Cinemagraph image

This cool ‘lens’ application that Nokia has created allows you to add some movement to your still images. Movement in still images… Sounds paradoxical right?

Cinemagraph is a fantastic app that is sure to provide you and your friends with hours and hours of fun. It’s easy to use but it also rewards creativity, and with some patience and practice you are sure to produce genuinely stunning results!

We have already given you some examples of GIFs to inspire you and show you what’s possible. Now, with this simple guide to using Cinemagraph, it’s your turn to get artistic.


Starting Cinemagraph on your Nokia Lumia 920 or Lumia 820 can be as simple as launching the app shortcut, but did you know that there’s another way of doing it?

You can also launch Cinemagraph when you’re already using your smartphone’s camera.

At the bottom of the camera’s viewfinder on your screen you’ll see the icon with two horizontal arrows pointing in opposite directions.

This is the lenses button that will let you select further features for your camera.
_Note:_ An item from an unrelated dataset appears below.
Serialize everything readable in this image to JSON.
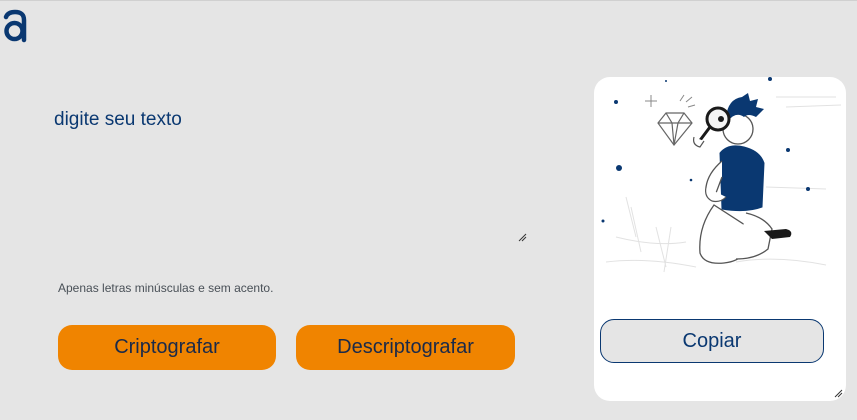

Cinemagraph is just one; other great camera features are the Smart Shoot and Panorama lenses.

No prizes for guessing that to launch Cinemagraph from here, you just tap on the Cinemagraph icon.

Lens applications

Taking Cinemagraphs

The first thing you will see on Cinemagraph is what looks like a regular camera viewfinder. You will see some guidance along the top that reads ‘take picture, holding phone steady’.

Just take a photo as you normally would but it is very important that you hold the phone very still all the way until the full image has been captured.

Cinemagraph screenshot

You’ll see a circle in the middle of the screen while the app processes the image. It’ll only take 3-4 seconds.

Some things worth keeping in mind. When creating a Cinemagraph, I always find it useful to have an idea in my mind, which part of the photo that I want to animate.

So try to visualise what (you hope!) your Cinemagraph will look like. You want some movement, so I’ve found that running taps and passing cars are good subject matters for you to get acquainted with the app.

Adding the animation

You’ll first be asked to ‘pick areas to animate’ – these are the places in your photo where the app has detected movement. Most of the time, this should be pretty obvious. For example in the photo below, a little square appeared where the water flows out of the tap.

Cinemagraph screenshot

Tapping this square turns it orange and the app will show you a preview of the animation. If you’re happy with what you see press the tick at the bottom of the screen.

Next is the edit screen, which gives you greater control of the animation. There are two key areas here:

  • Looping: Changing the speed at which the Cinemagraph plays itself
  • Increasing and decreasing the animation with simple rubbing gestures
Cinemagraph screenshot

To toggle between increasing and decreasing the animation just tap on the paintbrush icon.

To adjust the looping, tap on the icon and a timeline will appear. Just scrub up and down until you’re happy with the speed and length of the loop.

When you’re happy with everything (often I found that I didn’t need to make any adjustments at all) just press save. A copy will then be saved in the Camera Roll on your Photos.


Have you made any fun Cinemagraphs yet? Let us know how you’ve been getting on in the comments below.

*If the Cinemagraph images at the top and bottom of this page are not loading properly in your browser, then try clicking through on each image.